Of course, when you're in an abusive relationship, all of this is much easier said than done. As strange as it may sound, abuse may be the reason many people stay.
What Is Trauma Bonding and How Does It Work?
Trauma attachments are addictive loops, according to Carnes. The abuser traps the victim by misusing fear, excitement, and sexual sensations. The victim is completely unaware of the relationship by the time it has been established.
The site states,
"The cycle of being devalued and then rewarded works to create a strong chemical and hormonal bond."
Relationship Signs Of Abusive Or Toxic Dynamics
First and first, it's critical to consider the big picture. In abusive or toxic circumstances, trauma attachments form.

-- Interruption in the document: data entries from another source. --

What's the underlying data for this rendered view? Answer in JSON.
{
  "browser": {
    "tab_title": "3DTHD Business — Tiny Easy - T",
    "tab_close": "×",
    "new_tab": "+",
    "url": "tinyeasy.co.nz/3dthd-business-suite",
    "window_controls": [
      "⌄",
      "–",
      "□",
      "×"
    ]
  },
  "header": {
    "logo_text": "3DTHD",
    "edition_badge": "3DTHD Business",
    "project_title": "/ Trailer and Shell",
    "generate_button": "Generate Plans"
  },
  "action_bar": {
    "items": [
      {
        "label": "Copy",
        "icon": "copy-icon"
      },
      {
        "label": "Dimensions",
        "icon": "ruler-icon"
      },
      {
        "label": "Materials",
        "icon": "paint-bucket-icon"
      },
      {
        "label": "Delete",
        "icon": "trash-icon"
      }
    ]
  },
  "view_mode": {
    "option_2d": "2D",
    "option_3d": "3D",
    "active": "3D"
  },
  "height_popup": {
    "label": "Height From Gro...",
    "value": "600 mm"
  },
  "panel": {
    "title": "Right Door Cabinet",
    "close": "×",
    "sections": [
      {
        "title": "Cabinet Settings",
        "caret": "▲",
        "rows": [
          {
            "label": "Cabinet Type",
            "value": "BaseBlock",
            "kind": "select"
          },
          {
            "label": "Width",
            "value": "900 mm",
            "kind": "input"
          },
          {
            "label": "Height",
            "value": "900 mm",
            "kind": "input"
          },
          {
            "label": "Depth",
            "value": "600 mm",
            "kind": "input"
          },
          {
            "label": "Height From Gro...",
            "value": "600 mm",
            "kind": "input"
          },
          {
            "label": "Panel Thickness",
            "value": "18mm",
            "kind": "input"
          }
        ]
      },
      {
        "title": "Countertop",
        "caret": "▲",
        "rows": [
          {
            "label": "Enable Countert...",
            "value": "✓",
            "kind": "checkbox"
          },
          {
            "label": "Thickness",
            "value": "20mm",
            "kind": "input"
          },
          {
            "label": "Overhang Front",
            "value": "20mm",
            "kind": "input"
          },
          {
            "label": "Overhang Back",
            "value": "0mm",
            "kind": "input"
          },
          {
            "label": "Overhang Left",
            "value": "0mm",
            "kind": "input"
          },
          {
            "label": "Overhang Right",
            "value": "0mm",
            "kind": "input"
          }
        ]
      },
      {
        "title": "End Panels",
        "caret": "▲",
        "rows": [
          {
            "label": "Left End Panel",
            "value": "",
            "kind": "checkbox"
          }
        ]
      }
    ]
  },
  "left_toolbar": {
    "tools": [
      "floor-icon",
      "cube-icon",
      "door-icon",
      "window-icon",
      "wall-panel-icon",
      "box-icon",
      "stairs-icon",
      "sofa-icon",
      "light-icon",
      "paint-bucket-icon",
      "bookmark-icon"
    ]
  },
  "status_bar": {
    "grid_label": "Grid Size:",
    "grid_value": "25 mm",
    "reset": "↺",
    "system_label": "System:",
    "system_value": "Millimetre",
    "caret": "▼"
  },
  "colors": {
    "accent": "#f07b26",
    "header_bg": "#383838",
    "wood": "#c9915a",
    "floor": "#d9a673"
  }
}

To recognize a trauma bond, you must first recognize the abuse.
Domestic violence is frequently associated with physical violence. Abuse can take various forms in reality. Some people are more subdued than others.
Jealousy, controlling conduct, and unrealistic expectations are all warning indicators of an abusive relationship. Abuse can take many forms, including verbal, emotional, sexual, and physical.
There's fire where there's smoke. You may be trauma bonded if you recognize any of these themes in your relationships.
Signs That You're In A Trauma Bond
Out of fear, victims may defend their partners. They may, nevertheless, feel obligated to their abuser. An abuser, for example, can hold a mistake made by the victim early in the relationship over the victim's head.
As a result, the victim is too ashamed to leave. Worse, the victim may believe that they are deserving of the abuse.
Victims of trauma bonds are also more likely to take on various â€œrolesâ€ for their spouses. They are a friend, therapist, father, teacher, and babysitter in addition to being their abuser's lover.
What Is The Purpose Of Your Trauma Bond?
So, at this point, I believe it is vital to state that trauma bonding is not your fault.
Trauma ties are more likely to form as a result of a number of causes. Poor mental health, low self-esteem, and financial troubles are all risk factors. Bullying history, a lack of support system, and a lack of personal identity all raise the risk.
Disorganized attachment styles can result from past maltreatment, particularly in childhood. As a result, according to Health.com, abuse victims would "seek protection and safety from the same person who is instigating their need for safety or who is the source of their anxieties."
To put it clearly, if you're in a trauma bond, it's entirely your abuser's fault. Domestic abuse victims are never to blame for the abuse they are subjected to.
How to Forever Break Trauma Bonds
According to medical authorities on Health.com, the first step is to re-establish contact with family and friends. If you're unable to do so, try making new friends. It is critical to have a strong support system.
Then, attempt to reclaim as much autonomy as possible. Get a job, particularly if you're financially reliant on your abuser. Separate yourself from your abuser by pursuing outside activities.
Consult a support group or a mental health professional for assistance. The National Domestic Violence Hotline can help you if you don't know of any in your region.